» What is being asked: Below are the records; copy each line in which "Optional" occurs.

» Extracted data:
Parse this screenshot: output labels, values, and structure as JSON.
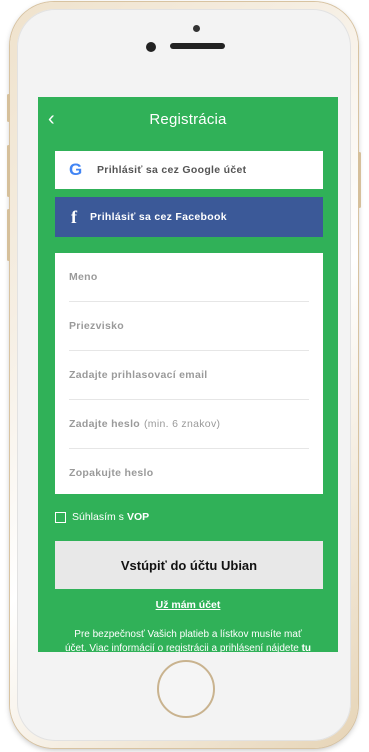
{
  "header": {
    "back_icon": "chevron-left-icon",
    "title": "Registrácia"
  },
  "social": {
    "google_label": "Prihlásiť sa cez Google účet",
    "google_icon": "G",
    "facebook_label": "Prihlásiť sa cez Facebook",
    "facebook_icon": "f"
  },
  "form": {
    "name": "Meno",
    "surname": "Priezvisko",
    "email": "Zadajte prihlasovací email",
    "password": "Zadajte heslo",
    "password_hint": "(min. 6 znakov)",
    "password_repeat": "Zopakujte heslo"
  },
  "terms": {
    "label": "Súhlasím s",
    "link": "VOP"
  },
  "actions": {
    "login_button": "Vstúpiť do účtu Ubian",
    "have_account": "Už mám účet"
  },
  "footer": {
    "line1": "Pre bezpečnosť Vašich platieb a lístkov musíte mať",
    "line2": "účet. Viac informácií o registrácii a prihlásení nájdete",
    "link": "tu"
  },
  "colors": {
    "screen_bg": "#30b158",
    "facebook": "#3b5998",
    "google_blue": "#4285f4"
  }
}
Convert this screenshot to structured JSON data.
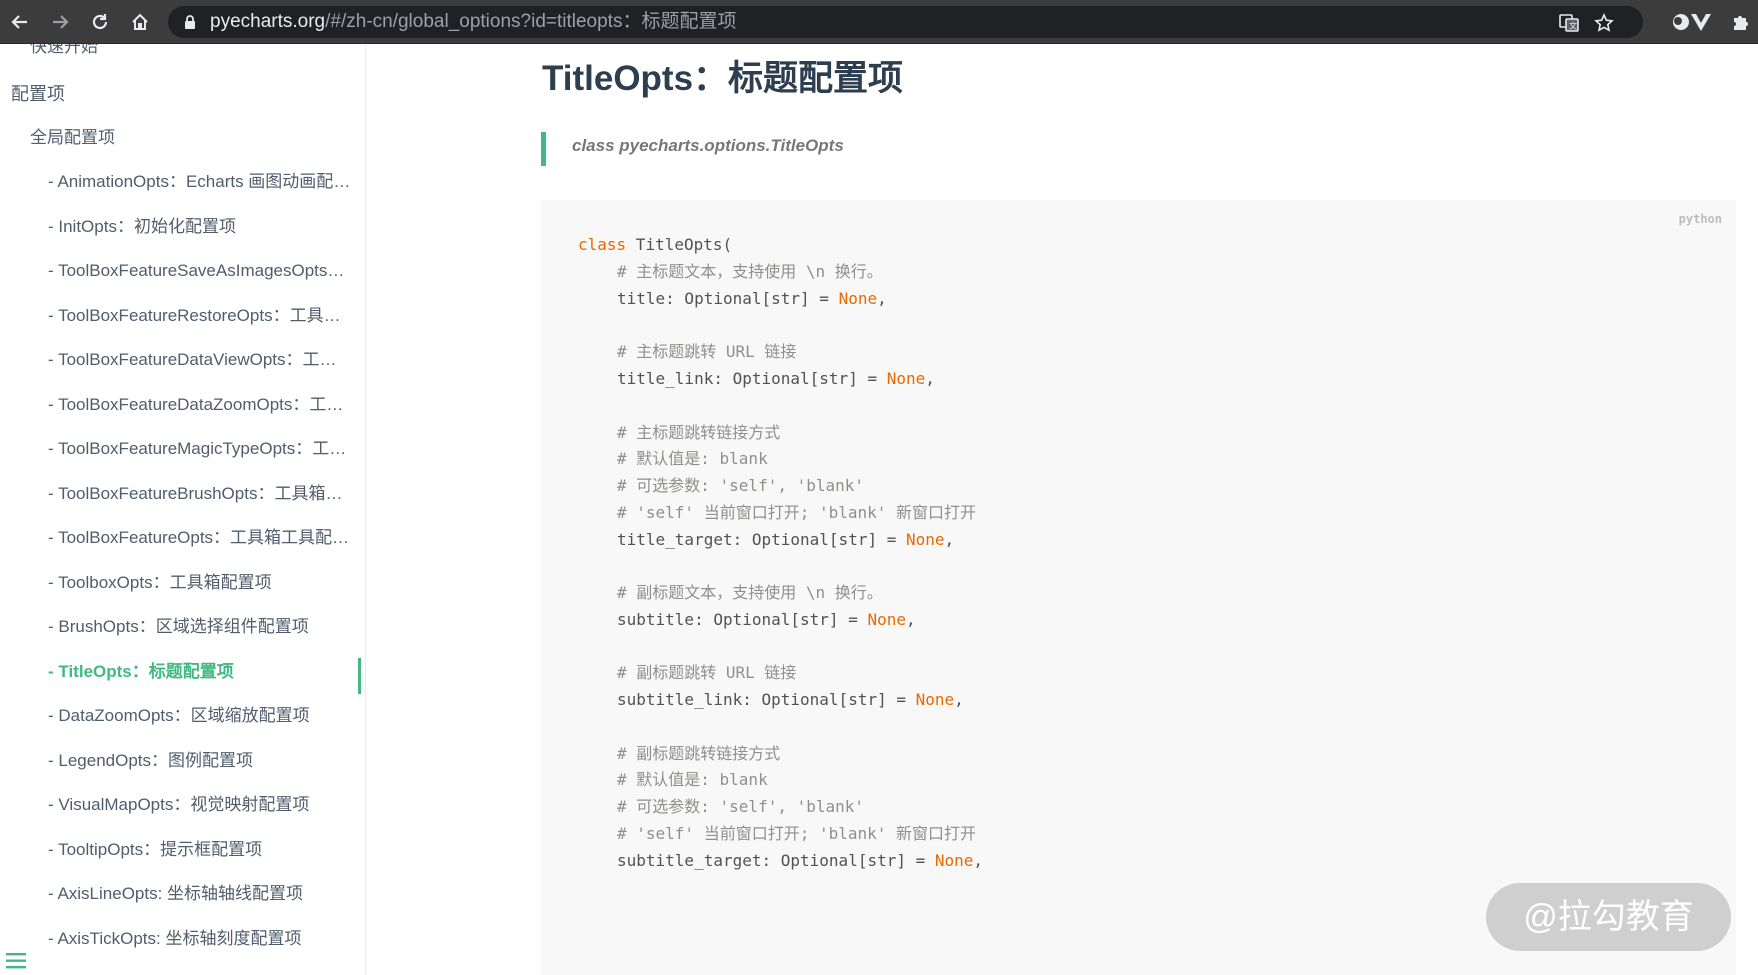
{
  "browser": {
    "url_domain": "pyecharts.org",
    "url_rest": "/#/zh-cn/global_options?id=titleopts：标题配置项",
    "icons": [
      "back-icon",
      "forward-icon",
      "reload-icon",
      "home-icon",
      "lock-icon",
      "translate-icon",
      "star-icon",
      "extension-icon",
      "vue-devtools-icon",
      "puzzle-icon"
    ]
  },
  "sidebar": {
    "items": [
      {
        "label": "快速开始"
      },
      {
        "label": "配置项"
      },
      {
        "label": "全局配置项"
      },
      {
        "label": "- AnimationOpts：Echarts 画图动画配置项"
      },
      {
        "label": "- InitOpts：初始化配置项"
      },
      {
        "label": "- ToolBoxFeatureSaveAsImagesOpts：工具箱保存图片配置项"
      },
      {
        "label": "- ToolBoxFeatureRestoreOpts：工具箱还原配置项"
      },
      {
        "label": "- ToolBoxFeatureDataViewOpts：工具箱数据视图工具"
      },
      {
        "label": "- ToolBoxFeatureDataZoomOpts：工具箱区域缩放配置项"
      },
      {
        "label": "- ToolBoxFeatureMagicTypeOpts：工具箱动态类型切换配置项"
      },
      {
        "label": "- ToolBoxFeatureBrushOpts：工具箱选框组件配置项"
      },
      {
        "label": "- ToolBoxFeatureOpts：工具箱工具配置项"
      },
      {
        "label": "- ToolboxOpts：工具箱配置项"
      },
      {
        "label": "- BrushOpts：区域选择组件配置项"
      },
      {
        "label": "- TitleOpts：标题配置项"
      },
      {
        "label": "- DataZoomOpts：区域缩放配置项"
      },
      {
        "label": "- LegendOpts：图例配置项"
      },
      {
        "label": "- VisualMapOpts：视觉映射配置项"
      },
      {
        "label": "- TooltipOpts：提示框配置项"
      },
      {
        "label": "- AxisLineOpts: 坐标轴轴线配置项"
      },
      {
        "label": "- AxisTickOpts: 坐标轴刻度配置项"
      }
    ],
    "active_label": "- TitleOpts：标题配置项"
  },
  "main": {
    "title": "TitleOpts：标题配置项",
    "blockquote": "class pyecharts.options.TitleOpts",
    "code_lang": "python",
    "code": {
      "l0": "class",
      "l0b": " TitleOpts(",
      "c1": "# 主标题文本，支持使用 \\n 换行。",
      "a1": "title: Optional[str] = ",
      "c2": "# 主标题跳转 URL 链接",
      "a2": "title_link: Optional[str] = ",
      "c3": "# 主标题跳转链接方式",
      "c4": "# 默认值是: blank",
      "c5": "# 可选参数: 'self', 'blank'",
      "c6": "# 'self' 当前窗口打开; 'blank' 新窗口打开",
      "a3": "title_target: Optional[str] = ",
      "c7": "# 副标题文本，支持使用 \\n 换行。",
      "a4": "subtitle: Optional[str] = ",
      "c8": "# 副标题跳转 URL 链接",
      "a5": "subtitle_link: Optional[str] = ",
      "c9": "# 副标题跳转链接方式",
      "c10": "# 默认值是: blank",
      "c11": "# 可选参数: 'self', 'blank'",
      "c12": "# 'self' 当前窗口打开; 'blank' 新窗口打开",
      "a6": "subtitle_target: Optional[str] = ",
      "none": "None",
      "comma": ","
    }
  },
  "watermark": "@拉勾教育"
}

» Task response:
      "a1": "title: Optional[str] = ",
      "a2": "title_link: Optional[str] = ",
      "a3": "title_target: Optional[str] = ",
      "a4": "subtitle: Optional[str] = ",
      "a5": "subtitle_link: Optional[str] = ",
      "a6": "subtitle_target: Optional[str] = ",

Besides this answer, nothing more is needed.